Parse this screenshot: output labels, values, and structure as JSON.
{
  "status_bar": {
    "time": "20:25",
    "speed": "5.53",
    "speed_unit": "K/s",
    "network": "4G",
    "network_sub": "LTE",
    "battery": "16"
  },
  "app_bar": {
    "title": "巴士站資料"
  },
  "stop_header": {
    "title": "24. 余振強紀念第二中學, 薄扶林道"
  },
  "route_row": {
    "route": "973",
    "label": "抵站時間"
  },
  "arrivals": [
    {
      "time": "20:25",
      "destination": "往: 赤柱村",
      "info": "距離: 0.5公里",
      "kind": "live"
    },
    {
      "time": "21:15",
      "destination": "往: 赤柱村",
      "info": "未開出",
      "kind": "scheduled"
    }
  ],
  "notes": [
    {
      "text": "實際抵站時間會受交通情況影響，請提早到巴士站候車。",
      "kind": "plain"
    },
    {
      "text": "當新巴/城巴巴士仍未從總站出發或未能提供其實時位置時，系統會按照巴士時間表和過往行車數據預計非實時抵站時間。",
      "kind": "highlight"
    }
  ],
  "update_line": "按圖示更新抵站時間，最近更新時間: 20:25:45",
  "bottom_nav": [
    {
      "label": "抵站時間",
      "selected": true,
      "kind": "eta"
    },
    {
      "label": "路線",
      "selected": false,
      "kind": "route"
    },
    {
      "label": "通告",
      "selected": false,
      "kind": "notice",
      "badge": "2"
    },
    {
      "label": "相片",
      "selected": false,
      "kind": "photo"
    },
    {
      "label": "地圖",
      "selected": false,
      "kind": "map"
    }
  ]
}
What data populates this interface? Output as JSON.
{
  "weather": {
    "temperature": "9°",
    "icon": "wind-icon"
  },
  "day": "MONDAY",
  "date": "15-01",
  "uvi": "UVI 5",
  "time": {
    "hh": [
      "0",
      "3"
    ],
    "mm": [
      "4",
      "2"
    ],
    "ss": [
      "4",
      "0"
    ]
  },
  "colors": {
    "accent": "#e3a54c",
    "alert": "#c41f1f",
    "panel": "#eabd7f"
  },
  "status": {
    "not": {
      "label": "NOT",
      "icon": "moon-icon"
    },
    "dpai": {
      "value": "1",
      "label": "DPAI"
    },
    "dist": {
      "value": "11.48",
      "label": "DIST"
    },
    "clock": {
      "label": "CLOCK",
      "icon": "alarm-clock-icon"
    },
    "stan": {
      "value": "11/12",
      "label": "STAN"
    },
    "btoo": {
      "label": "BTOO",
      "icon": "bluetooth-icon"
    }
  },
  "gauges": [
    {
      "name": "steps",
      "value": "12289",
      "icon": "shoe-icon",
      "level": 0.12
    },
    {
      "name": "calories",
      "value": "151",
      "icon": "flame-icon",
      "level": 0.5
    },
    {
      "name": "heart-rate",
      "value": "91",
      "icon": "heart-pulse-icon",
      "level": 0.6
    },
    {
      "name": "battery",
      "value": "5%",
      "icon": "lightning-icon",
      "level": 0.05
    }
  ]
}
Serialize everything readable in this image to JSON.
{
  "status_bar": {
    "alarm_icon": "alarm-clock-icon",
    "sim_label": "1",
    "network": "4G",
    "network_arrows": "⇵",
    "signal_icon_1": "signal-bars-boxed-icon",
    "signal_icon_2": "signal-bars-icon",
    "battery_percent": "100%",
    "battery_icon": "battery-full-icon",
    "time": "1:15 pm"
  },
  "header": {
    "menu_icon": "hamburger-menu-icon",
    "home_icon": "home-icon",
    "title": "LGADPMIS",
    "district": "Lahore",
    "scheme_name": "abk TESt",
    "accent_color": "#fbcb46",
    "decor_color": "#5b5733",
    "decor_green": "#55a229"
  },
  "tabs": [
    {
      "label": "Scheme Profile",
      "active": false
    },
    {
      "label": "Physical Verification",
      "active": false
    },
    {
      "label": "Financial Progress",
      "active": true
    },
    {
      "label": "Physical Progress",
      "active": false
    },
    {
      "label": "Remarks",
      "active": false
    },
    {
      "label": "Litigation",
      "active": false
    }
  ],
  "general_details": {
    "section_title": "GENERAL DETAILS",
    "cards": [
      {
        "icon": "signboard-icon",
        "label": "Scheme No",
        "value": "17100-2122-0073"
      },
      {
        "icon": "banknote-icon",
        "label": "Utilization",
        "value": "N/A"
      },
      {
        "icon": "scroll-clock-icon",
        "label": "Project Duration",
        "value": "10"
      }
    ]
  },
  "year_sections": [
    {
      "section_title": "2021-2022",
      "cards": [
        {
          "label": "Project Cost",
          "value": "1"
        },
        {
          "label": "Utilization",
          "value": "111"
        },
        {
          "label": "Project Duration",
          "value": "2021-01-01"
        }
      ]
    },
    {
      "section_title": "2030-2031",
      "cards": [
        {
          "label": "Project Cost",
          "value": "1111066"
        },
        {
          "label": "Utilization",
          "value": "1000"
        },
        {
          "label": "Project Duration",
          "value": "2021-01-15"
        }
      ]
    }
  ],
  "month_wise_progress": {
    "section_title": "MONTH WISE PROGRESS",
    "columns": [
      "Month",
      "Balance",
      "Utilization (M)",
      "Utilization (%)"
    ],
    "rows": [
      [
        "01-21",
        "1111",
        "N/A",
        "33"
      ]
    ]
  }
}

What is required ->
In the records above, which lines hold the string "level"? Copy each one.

Expected answer ->
      "level": 0.12
      "level": 0.5
      "level": 0.6
      "level": 0.05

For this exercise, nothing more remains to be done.